While Scripture doesn't detail the transition from Jesus' death to his burial, centuries of tradition contemplate the sorrow of Mary receiving her son's body from the cross.
I wonder if John and Mary Magdalene considered pulling Jesus' mother away until after his body was wrapped for burial; wouldn't an up-close experience with her son's tortured body overwhelm Mary? Oftentimes, if a victim's body is badly damaged, a medical examiner will protect family members with only discrete opportunities to view or touch part of the body.
And yet, Mary holds her precious son's body, grieving at the brutality of his death, while also aware that this story isn't over. After 33 years of presence, listening with her heart, pondering one strange occurrence after another in the life of her son, Mary understands, even in her sorrow, that something bigger is happening here.
This is the sixth post in a series on how Mary's Seven Sorrows reflect our seven basic human desires. Consider the Sixth Sorrow, Mary Receives Christ's Body from the Cross, in light of our basic human desire to be heard and understood.
At Jesus' death, his followers were confused and despondent. Many had fled. Perhaps they were thinking, "What was it all for? What a waste."
But Mary recalled Jesus' warnings about what was to come. She remembered Simeon's prophecy that her heart would be pierced. She knew Jesus had allowed himself to be scourged, mocked, crucified, killed. And she must have connected, as her Magnificat declares in Luke 1, that all of this was somehow part of God's promise to Abraham nearly 2,000 years earlier.
Even as chaos and sadness descend on the scene, Mary's intentional presence throughout Jesus' life helped her hear and understand her Son.
Was there someone in your childhood who really listened and understood?

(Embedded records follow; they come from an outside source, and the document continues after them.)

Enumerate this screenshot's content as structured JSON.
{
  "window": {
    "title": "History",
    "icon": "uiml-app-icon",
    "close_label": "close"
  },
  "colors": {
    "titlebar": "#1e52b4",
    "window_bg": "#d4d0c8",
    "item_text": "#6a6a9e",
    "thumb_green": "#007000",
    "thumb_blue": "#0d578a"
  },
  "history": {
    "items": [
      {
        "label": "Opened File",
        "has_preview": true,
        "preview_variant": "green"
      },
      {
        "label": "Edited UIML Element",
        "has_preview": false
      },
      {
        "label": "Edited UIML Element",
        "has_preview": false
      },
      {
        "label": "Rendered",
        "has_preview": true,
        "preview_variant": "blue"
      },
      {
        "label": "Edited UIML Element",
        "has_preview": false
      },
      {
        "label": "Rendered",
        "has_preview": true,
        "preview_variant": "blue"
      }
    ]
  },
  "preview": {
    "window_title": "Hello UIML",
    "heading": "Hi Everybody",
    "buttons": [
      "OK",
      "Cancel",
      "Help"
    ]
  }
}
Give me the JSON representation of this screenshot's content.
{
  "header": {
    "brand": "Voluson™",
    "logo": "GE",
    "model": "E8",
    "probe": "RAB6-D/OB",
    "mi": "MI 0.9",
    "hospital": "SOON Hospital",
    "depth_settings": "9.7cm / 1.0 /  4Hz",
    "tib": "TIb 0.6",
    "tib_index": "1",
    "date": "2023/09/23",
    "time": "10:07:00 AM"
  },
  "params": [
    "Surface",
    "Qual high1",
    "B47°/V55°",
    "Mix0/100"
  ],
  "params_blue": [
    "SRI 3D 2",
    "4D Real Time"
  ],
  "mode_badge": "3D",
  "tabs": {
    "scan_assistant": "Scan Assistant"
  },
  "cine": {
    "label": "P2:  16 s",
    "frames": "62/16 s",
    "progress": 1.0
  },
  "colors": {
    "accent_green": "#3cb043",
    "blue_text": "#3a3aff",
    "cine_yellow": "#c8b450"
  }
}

So often, when one of my kids begins to talk, I hold up a finger of pause: "Not now… I'm busy… I'm on the phone… I'm tired… I just talked with you five minutes ago… Can you just give me a moment?" What about as an adult? Can you recall a time when someone really listened intently as you shared?
When we're repeatedly ignored or misheard, we might begin to think our concerns and ideas don't matter. We might stop trying to communicate altogether—why bother if no one's listening? We might start shouting our thoughts in an attempt to make ourselves heard. We might talk quickly without stopping, afraid to lose control of an opportunity to speak. When children feel unheard, they often resort to tantrums, yelling, flailing, and acting out.

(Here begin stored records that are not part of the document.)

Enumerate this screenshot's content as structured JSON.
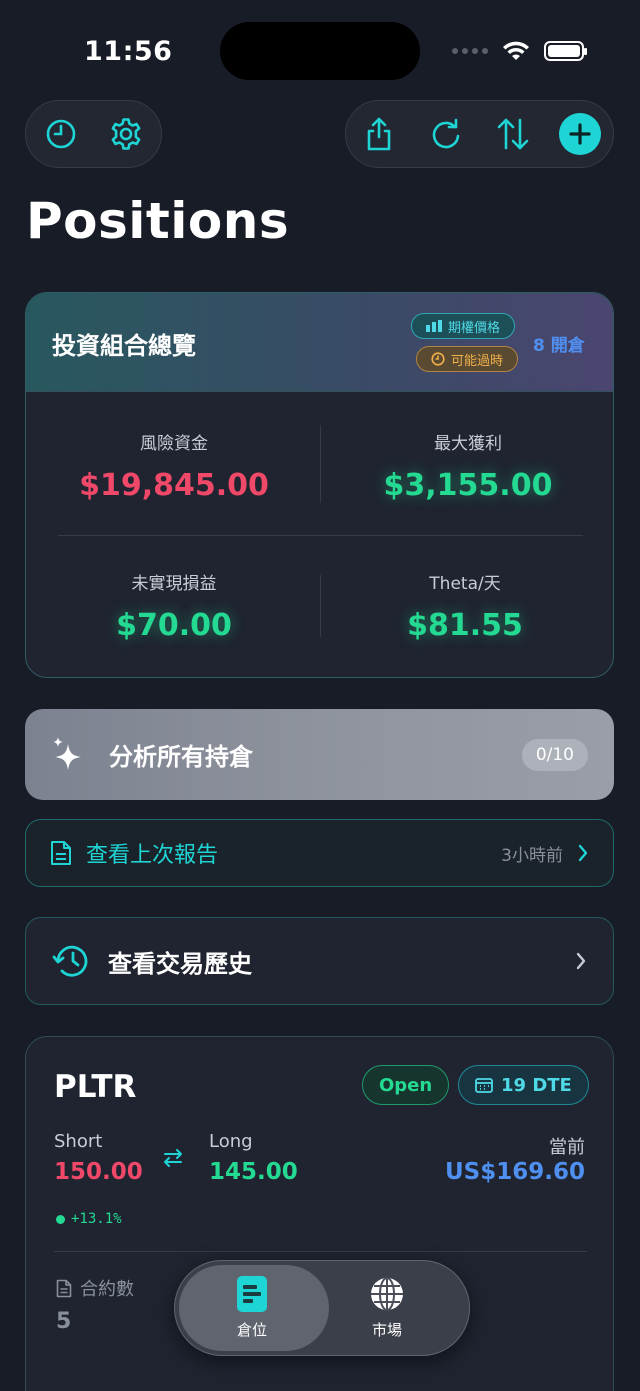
{
  "status_bar": {
    "time": "11:56"
  },
  "page": {
    "title": "Positions"
  },
  "overview": {
    "title": "投資組合總覽",
    "chip_price": "期權價格",
    "chip_expire": "可能過時",
    "open_count": "8 開倉",
    "stats": {
      "capital_at_risk": {
        "label": "風險資金",
        "value": "$19,845.00"
      },
      "max_profit": {
        "label": "最大獲利",
        "value": "$3,155.00"
      },
      "unrealized_pnl": {
        "label": "未實現損益",
        "value": "$70.00"
      },
      "theta_per_day": {
        "label": "Theta/天",
        "value": "$81.55"
      }
    }
  },
  "analyze": {
    "label": "分析所有持倉",
    "count": "0/10"
  },
  "report": {
    "label": "查看上次報告",
    "time": "3小時前"
  },
  "history": {
    "label": "查看交易歷史"
  },
  "position": {
    "ticker": "PLTR",
    "status": "Open",
    "dte": "19 DTE",
    "short_label": "Short",
    "short_value": "150.00",
    "long_label": "Long",
    "long_value": "145.00",
    "current_label": "當前",
    "current_value": "US$169.60",
    "change": "+13.1%",
    "contracts_label": "合約數",
    "contracts_value": "5"
  },
  "tabs": [
    {
      "label": "倉位",
      "icon": "positions-icon",
      "active": true
    },
    {
      "label": "市場",
      "icon": "globe-icon",
      "active": false
    }
  ],
  "colors": {
    "accent": "#1fd4d4",
    "loss": "#f04868",
    "gain": "#24d991",
    "info": "#4f8ff0",
    "warning": "#f0b04a",
    "background": "#181c26"
  }
}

How do I respond when I feel unheard? Talk louder? Talk more? Talk angrily? Do I stop trying to talk altogether?
How can I more intentionally be present to hear and understand others? As a parent, how can I help my child feel heard and understood?
Michelangelo / CC BY-SA (http://creativecommons.org/licenses/by-sa/3.0/)
Next week, we'll reflect on Mary's Seventh Sorrow, Placing Our Lord in the Tomb, in light of our basic human desire to be blessed.
You can read the first post in this series (Sorrow, Prophecy, & The Desire To Be Affirmed) here.
You can read the second post in this series (Sorrow, Escape, & The Desire To Be Safe) here.
You can read the third post in this series (Sorrow, Absence, & The Desire To Be Chosen) here.
You can read the fourth post in this series (Sorrow, Suffering, & The Desire To Be Touched) here.
You can read the fifth post in this series (Sorrow, Loss, & The Desire To Be Included) here.
For more information on the seven basic human desires, check out: Seven Desires: Looking Past What Separates Us to Learn What Connects Us by Mark & Debra Laaser
*Also published October 2020 at Sacred Heart Blog.